For instance, the “UnBox” is portable. It can be folded up into a box of size 3 x 6 x 9 feet and transported to different places. This is in direct disagreement with the big-box structures, as they can be removed only if they are razed to the ground. The “UnBox”is also eco-friendly, as it is made entirely out of recyclable materials. Construction materials that were used to build it were all obtained locally. Christensen wrote, “We never stepped foot into a big-box building in order to build the “UnBox,” relying on local hardware stores and local businesses and craftspeople for materials. We transported it from Oberlin, Ohio to Pittsburgh in a truck that runs on vegetable oil from local restaurants.” The “UnBox” also stands apart because it is modular — possessing shelves, an awning that can fold out for different uses, and a tunnel, among other things — and, unlike the big-box structures, serves many purposes. Christensen hopes that the “UnBox” will be used as a location for people to gather within, to conduct discussions about sustainability and public space.

Another interesting feature about the exhibit is that the “UnBox” is set up over a re-created parking lot, complete with white paint lines demarcating the parking areas and a strip of pavement covered with fake green grass. Astria Suparak, director of the Miller Gallery and curator of this exhibit, explained the link between big box buildings and parking lots.

“Big-box stores are completely dependent upon car culture.
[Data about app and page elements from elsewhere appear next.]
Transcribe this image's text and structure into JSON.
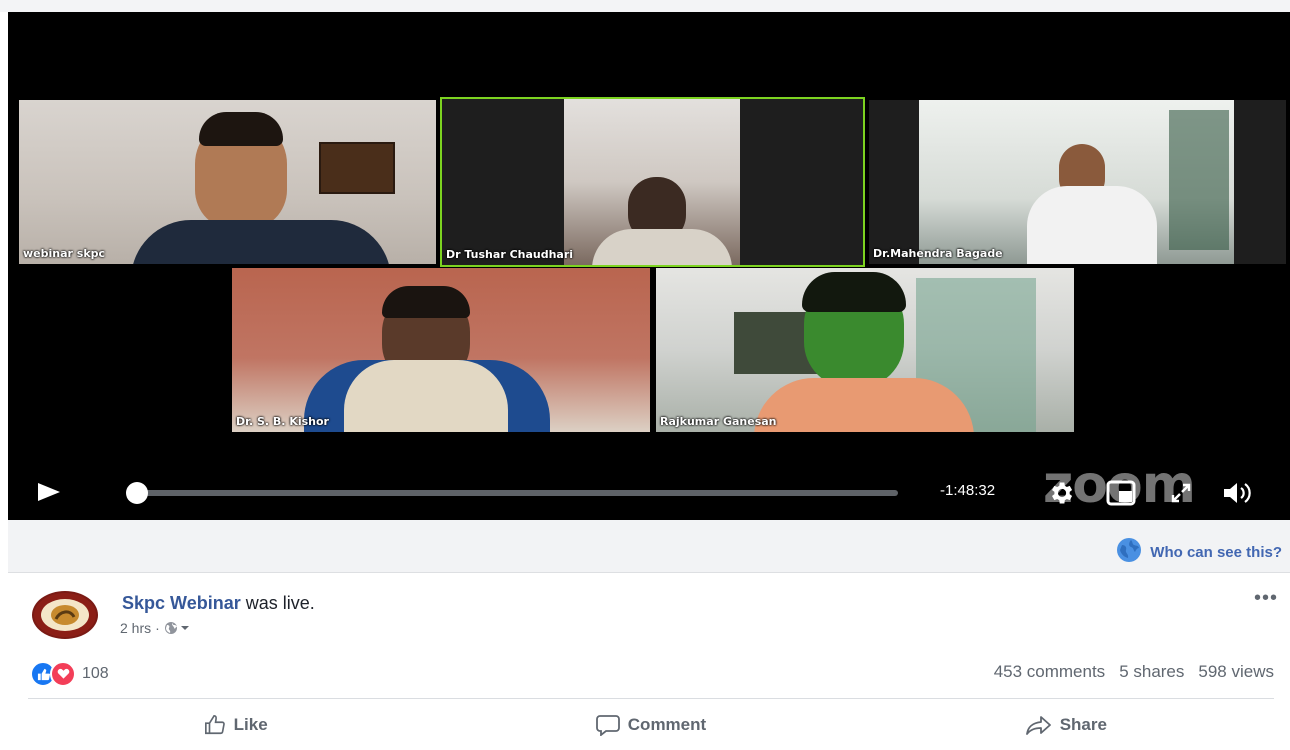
{
  "video": {
    "participants": [
      {
        "name": "webinar skpc"
      },
      {
        "name": "Dr Tushar Chaudhari"
      },
      {
        "name": "Dr.Mahendra Bagade"
      },
      {
        "name": "Dr. S. B. Kishor"
      },
      {
        "name": "Rajkumar Ganesan"
      }
    ],
    "active_speaker_color": "#7cd320",
    "time_remaining": "-1:48:32",
    "watermark": "zoom",
    "progress": 0.0,
    "icons": {
      "play": "play-icon",
      "settings": "gear-icon",
      "pip": "picture-in-picture-icon",
      "fullscreen": "fullscreen-icon",
      "volume": "volume-icon"
    }
  },
  "visibility": {
    "label": "Who can see this?",
    "icon": "globe-icon"
  },
  "post": {
    "page_name": "Skpc Webinar",
    "status": " was live.",
    "time": "2 hrs",
    "audience_icon": "globe-icon",
    "more": "•••",
    "reaction_count": "108",
    "comments": "453 comments",
    "shares": "5 shares",
    "views": "598 views",
    "actions": {
      "like": "Like",
      "comment": "Comment",
      "share": "Share"
    },
    "colors": {
      "link": "#365899",
      "like": "#1877f2",
      "love": "#f33e58"
    }
  }
}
You can’t really walk or bike to them. The defining big-box experience for me is the bloated moat of pavement surrounding each monolithic store, separating it from the street and killing the ambiance of a walkable city,” Suparak said.

The exhibition as a whole encourages the audience to re-evaluate how they view their community space, and whether they look upon the permanent existence of big-box buildings as an infringement of this space or a practical use of it. Through the concept of the “UnBox,” the artist strongly suggests that we can actively substitute corporations with local businesses, resulting in the strengthening of our community. Suparak strongly believes that the message of the “UnBox” has the potential to defeat big-box culture.

“More and more counties are creating laws restricting the construction of big- box buildings, and/or creating incentives for small businesses.... I’ve seen how walkable cities, with minimal surface parking lots and reliable and frequent public transportation, increase social opportunities, responsibilities, desirable atmospheres, and creative commerce,” she said.

The exhibition is on display at the Miller Gallery through Nov. 23.

A special “Hometown BBQ” reception will be held Sept. 19 from 6 to 8 p.m.

A visit from the artist is also scheduled during the Carnegie Mellon University Lecture Series. Christensen will present her book, Big Box Reuse, as well as hold a book signing, Nov. 3 from 4:30 to 6 p.m. The book, to be published in November by the MIT Press, features the photos from the Miller Gallery exhibit.